Safe Holiday Planning, Despite "COVID-Fatigue"

While fun is encouraged, health and safety are still priority in West Texas


TTUHSC student in mask

The end of summer approaches, but for most individuals across the country, the season has not brought its staple feeling of restful pleasure and rejuvenation. Even for those who have remained healthy this year, COVID-19 has left many longing for the care-free public outings of summers past.

Earlier this month, Governor Greg Abbott spoke to the community at a press conference, referring to the weariness surrounding the pandemic as “COVID-fatigue.”

“People have had an altered state of life for the past few months, one that requires wearing a mask, one that requires staying at home if at all possible and one that reduces your level of interactivity with others—and that’s a challenge,” Abbott explained. “It is easy to get a sense of fatigue; it is easy to want to stop having to comply with those standards.”

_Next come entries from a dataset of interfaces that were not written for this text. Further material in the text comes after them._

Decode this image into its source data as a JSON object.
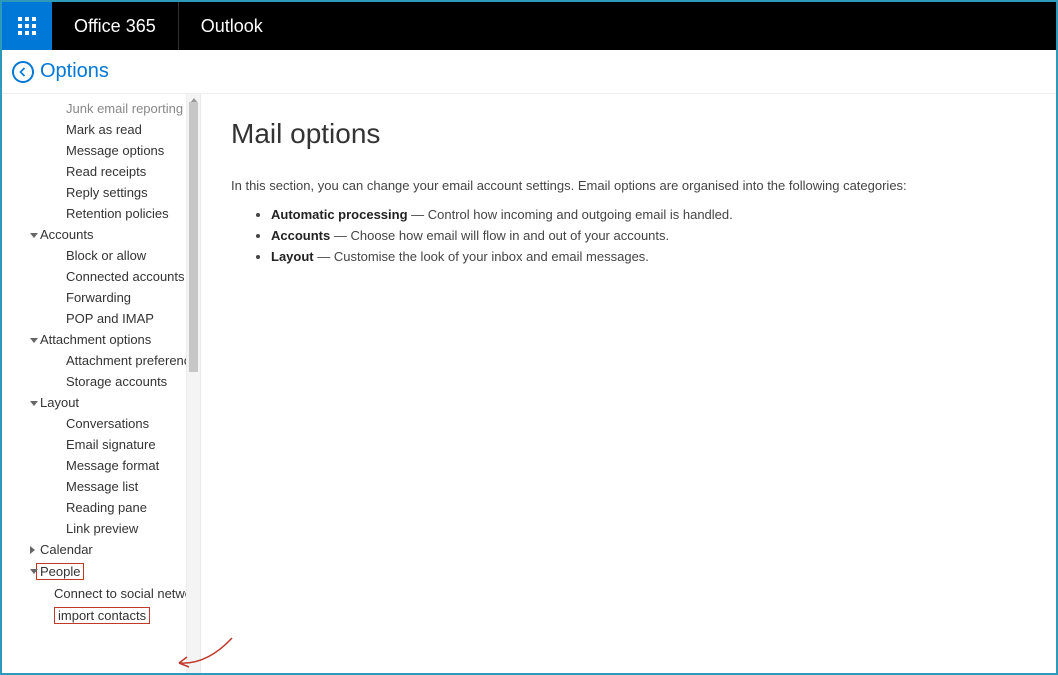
{
  "topbar": {
    "brand": "Office 365",
    "appname": "Outlook"
  },
  "subheader": {
    "back_label": "Options"
  },
  "sidebar": {
    "orphan_items": [
      "Junk email reporting",
      "Mark as read",
      "Message options",
      "Read receipts",
      "Reply settings",
      "Retention policies"
    ],
    "groups": [
      {
        "label": "Accounts",
        "expanded": true,
        "items": [
          "Block or allow",
          "Connected accounts",
          "Forwarding",
          "POP and IMAP"
        ]
      },
      {
        "label": "Attachment options",
        "expanded": true,
        "items": [
          "Attachment preference",
          "Storage accounts"
        ]
      },
      {
        "label": "Layout",
        "expanded": true,
        "items": [
          "Conversations",
          "Email signature",
          "Message format",
          "Message list",
          "Reading pane",
          "Link preview"
        ]
      },
      {
        "label": "Calendar",
        "expanded": false,
        "items": []
      },
      {
        "label": "People",
        "expanded": true,
        "highlighted": true,
        "items_raw": [
          {
            "text": "Connect to social networ",
            "highlighted": false
          },
          {
            "text": "import contacts",
            "highlighted": true
          }
        ]
      }
    ]
  },
  "main": {
    "title": "Mail options",
    "intro": "In this section, you can change your email account settings. Email options are organised into the following categories:",
    "bullets": [
      {
        "term": "Automatic processing",
        "dash": " — ",
        "desc": "Control how incoming and outgoing email is handled."
      },
      {
        "term": "Accounts",
        "dash": " — ",
        "desc": "Choose how email will flow in and out of your accounts."
      },
      {
        "term": "Layout",
        "dash": " — ",
        "desc": "Customise the look of your inbox and email messages."
      }
    ]
  }
}
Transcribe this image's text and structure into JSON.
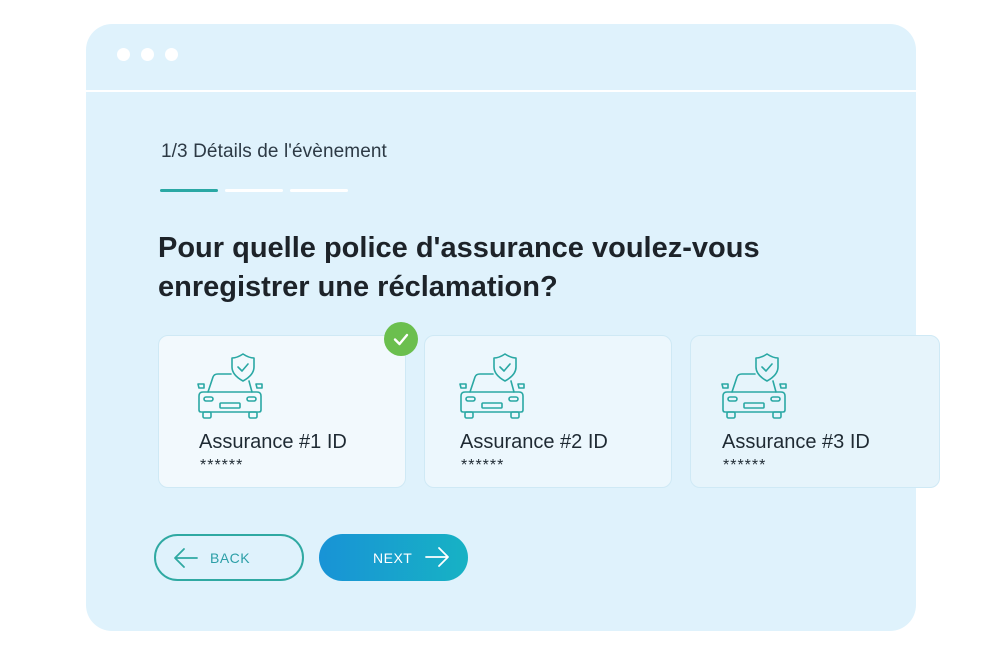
{
  "step": {
    "label": "1/3 Détails de l'évènement",
    "current": 1,
    "total": 3
  },
  "question": "Pour quelle police d'assurance voulez-vous enregistrer une réclamation?",
  "policies": [
    {
      "title": "Assurance #1 ID",
      "mask": "******",
      "selected": true,
      "icon": "car-shield-icon"
    },
    {
      "title": "Assurance #2 ID",
      "mask": "******",
      "selected": false,
      "icon": "car-shield-icon"
    },
    {
      "title": "Assurance #3 ID",
      "mask": "******",
      "selected": false,
      "icon": "car-shield-icon"
    }
  ],
  "buttons": {
    "back": "BACK",
    "next": "NEXT"
  },
  "colors": {
    "accent": "#2aa8a4",
    "next_gradient_start": "#1893d6",
    "next_gradient_end": "#17b2c4",
    "check": "#6bbf4e",
    "panel": "#dff2fc"
  }
}
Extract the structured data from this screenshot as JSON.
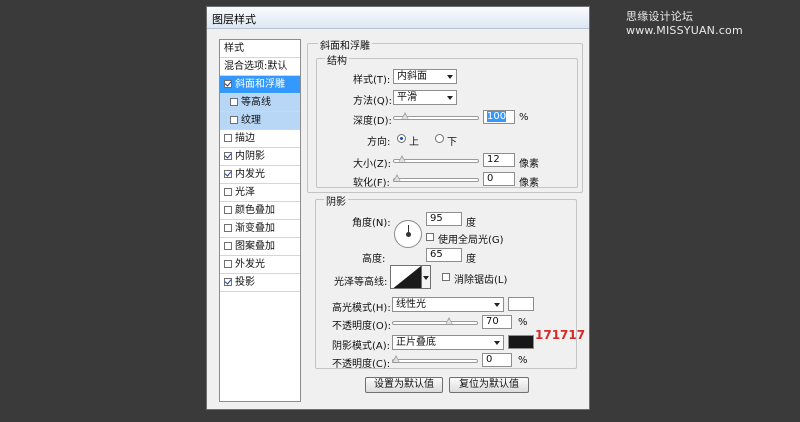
{
  "watermark": "思缘设计论坛 www.MISSYUAN.com",
  "dialog": {
    "title": "图层样式"
  },
  "style_list": {
    "header": "样式",
    "blend_default": "混合选项:默认",
    "items": [
      {
        "label": "斜面和浮雕",
        "checked": true
      },
      {
        "label": "等高线",
        "checked": false
      },
      {
        "label": "纹理",
        "checked": false
      },
      {
        "label": "描边",
        "checked": false
      },
      {
        "label": "内阴影",
        "checked": true
      },
      {
        "label": "内发光",
        "checked": true
      },
      {
        "label": "光泽",
        "checked": false
      },
      {
        "label": "颜色叠加",
        "checked": false
      },
      {
        "label": "渐变叠加",
        "checked": false
      },
      {
        "label": "图案叠加",
        "checked": false
      },
      {
        "label": "外发光",
        "checked": false
      },
      {
        "label": "投影",
        "checked": true
      }
    ]
  },
  "bevel": {
    "group_title": "斜面和浮雕",
    "structure_title": "结构",
    "style_label": "样式(T):",
    "style_value": "内斜面",
    "technique_label": "方法(Q):",
    "technique_value": "平滑",
    "depth_label": "深度(D):",
    "depth_value": "100",
    "depth_unit": "%",
    "depth_level": 0.1,
    "direction_label": "方向:",
    "direction_up": "上",
    "direction_down": "下",
    "direction_selected": "up",
    "size_label": "大小(Z):",
    "size_value": "12",
    "size_unit": "像素",
    "size_level": 0.06,
    "soften_label": "软化(F):",
    "soften_value": "0",
    "soften_unit": "像素",
    "soften_level": 0
  },
  "shading": {
    "group_title": "阴影",
    "angle_label": "角度(N):",
    "angle_value": "95",
    "angle_unit": "度",
    "global_light_label": "使用全局光(G)",
    "global_light_checked": false,
    "altitude_label": "高度:",
    "altitude_value": "65",
    "altitude_unit": "度",
    "gloss_label": "光泽等高线:",
    "antialias_label": "消除锯齿(L)",
    "antialias_checked": false,
    "highlight_mode_label": "高光模式(H):",
    "highlight_mode_value": "线性光",
    "highlight_color": "#ffffff",
    "highlight_opacity_label": "不透明度(O):",
    "highlight_opacity_value": "70",
    "highlight_opacity_unit": "%",
    "highlight_opacity_level": 0.7,
    "shadow_mode_label": "阴影模式(A):",
    "shadow_mode_value": "正片叠底",
    "shadow_color": "#171717",
    "shadow_opacity_label": "不透明度(C):",
    "shadow_opacity_value": "0",
    "shadow_opacity_unit": "%",
    "shadow_opacity_level": 0
  },
  "buttons": {
    "make_default": "设置为默认值",
    "reset_default": "复位为默认值"
  },
  "annotation": "171717"
}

Ron Cook, D.O., professor for Texas Tech University Health Sciences Center (TTUHSC) School of Medicine and public health authority for the City of Lubbock Health Department, was one of the health care professionals present at the press conference. In conversation with Intentional Living’s Terri Furman, Cook spoke directly about the “COVID-fatigue” phenomenon, informing West Texas that this is a common frustration in today’s climate.

“We’re tired of being cooped up, we’re tired of being careful,” said Cook, who added that it can be difficult to discuss these feelings with others when many individuals are staunchly divided in their opinions about COVID-19 safety.

Despite an array of adamant opinions throughout the state, Governor Abbott warned that Texas needs to be of the same mind regarding discipline and keeping up these safety measures.

“COVID-19 still exists in Lubbock, it still exists in Texas and  it still exists globally. If people do not continue—in a very disciplined way—to maintain the highest level of standards, what you will see is an acceleration of the expansion of COVID-19,” Abbott said.

This message holds particular importance as the Labor Day weekend draws near. Abbott expressed that Memorial Day celebrations resulted in a spike of COVID cases—something that West Texas needs to avoid in the wake of schools starting and flu season approaching.

“[Memorial Day] was one of the spreading events that led to the increase of COVID-19,” said Abbott. “It is so important for people to not let their guard down during the Labor Day holiday… if Texans and people in Lubbock refuse to let their guard down, especially on holidays, they will be able to contain the spread of COVID-19. They will be able to prevent hospitals from becoming overrun with patients.”

While “COVID-fatigue” is a natural and understandable sensation, Cook encouraged the community to stay strong, advising physical activity and open communication.

“One of the best things we can do for COVID-fatigue is get out and exercise,” Cook said—a recommendation given by many health care experts since the start of this pandemic. The Centers for Disease Control and Prevention (CDC) recommends 150 minutes of moderate-intensity aerobic activity per week, or 30 minutes a day for five days each week.

According to Cook, it is also important to articulate how you’re feeling during this time.

“Talk to somebody about the level of anxiety that you have. Talk to a counselor, talk to a minister, a pastor or a friend.” Cook said, adding that simply verbalizing one’s frustration is a powerful tool in fighting COVID-fatigue. “Just saying it out loud helps fight off the stress.”

As West Texas plans for a relaxing holiday at the end of a less-than-relaxing summer, the governor and health care professionals alike implore individuals to remain diligent with their safety precautions. While that might feel difficult to maintain right now, Cook encouraged approaching all sides of this situation with patience and understanding.

“I can’t fix yesterday and I can’t fix tomorrow—I need to fix today,” Cook said, exhibiting a productive and positive attitude. “Fix the things that you can physically touch, task and work on today.”

School of Medicine

School of Medicine

Since 1969, the School of Medicine has graduated more than 3,000 physicians. The school aims to provide quality lab space, recruit creative, innovative research faculty, and develop graduate students and postdoctoral fellows for lifelong careers in medical research.

Today, more than 20 percent of the practicing physicians in West Texas have graduated from the School of Medicine or its residency programs.